While my first choice is dark and terrible, my second is deep, but uplifting. I am not a religious person and despite the title, I truly believe that this is not a religious book. It’s very human, revolving around the idea that when you die and go to heaven, you meet the five people to whom your life was most influential. The protagonist, Eddie, tells the story of his 83 year long life through these people he meets – although some of them he didn’t even really know at all.
It’s a thought provoking read, and while it isn’t necessarily ‘geeky’, everyone should read this book.
- Do Androids Dream Of Electric Sheep? by Philip K. Dick
Androids and bounty hunters! Strongly influenced Bladerunner. Need I say more?
- The Dice Man by “Luke Rhinehart”
What if you left everything in your life entirely to chance? To the roll of some dice? Luke Rhinehart does this, and the results range from entertaining to life-destroying. A truly intriguing read – sex, murder and psychology.
- Brave New World by Aldous Huxley
Inspired one of the greatest movies of all time (Demolition Man. No, really, I truly believe that it is a masterpiece), Brave New World is set in 2540, in a world where psychological conditioning and ‘reproductive technology’ are the order of the day. I guarantee, you won’t be able to put this book down.
Sidenote: my cat is named Huxley. Surely, that is the greatest of all honours ever to be bestowed on an author?
- The Road by Cormac McCarthy
If you haven’t heard of the book, you’ve surely heard of the movie, starring Aragorn. Um. I mean Viggo Mortenson. McCarthy gives us the post-apocalyptic world that we most definitely do not want to think about. Zombies are all well and good, but starvation and complete and utter hopelessness? Very real fears. The novel follows a father and son through the murderous wilderness, and the massive lack of punctuation is just further testament to how THERE IS NO POINT TO ANYTHING.
Don’t expect a happy ending.
- Misery by Stephen King
I am not a huge horror fan, but this book really stuck with me. In an age where celebrities are considered public property, the scenario of a super-fan abducting an idol and keeping them locked away is not as fanciful as you might like to think.King at his very best – you’ll never want your fifteen minutes of fame, after all.
- The Great Gatbsy by F. Scott Fitzgerald
A strange choice for a geeky selection of books, I’ll grant you, but this is truly a masterpiece. I read it at least once a year, but I’m amazed every time. The characters are so real that you’ll want to scream at them (or hug them), and you’ll further lose your faith in humanity.

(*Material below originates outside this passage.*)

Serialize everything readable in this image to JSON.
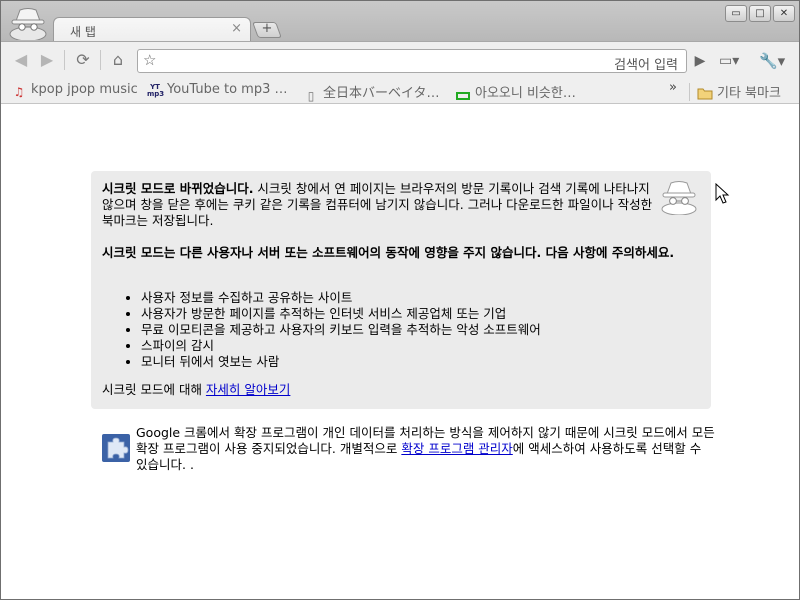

Because everyone is a dick who is out to use and abuse you.
- The Picture Of Dorian Gray by Oscar Wilde
Oscar! Beloved Oscar. Another book I consider to be extremely psychological (it would seem I do like a page turner that messes with your head…), Dorian Gray is a vain narcissist, granted immortality. While his physical self is left untouched by his years and his sins, his portrait bears the scars.
I am a massive Oscar Wilde fan, for the same reason I am a Shakespeare fan. People and their attitudes never really change; The Portrait Of Dorian Gray is as morally relevant today as it was when it was written.
- Nineteen Eighty Four by George Orwell TERRIFYING, because it practically came true. The government are in your homes, in your heads, watching your every move! Big Brother is watching, people. Always watching.
There! I think my book choices may say more about myself than anything else, but at least you’ve got a nice little peek inside my brain. Obviously, there are also hundreds of other books you NEED to read – I am a huge fan of the fantasy genre, and while I’ve avoided it successfully for this whole blog, I do so love a book with a nice wizard or a lost prince or an angry god.
That’s another blog for another time, though.
p.s. I have a Facebook page. It needs your love.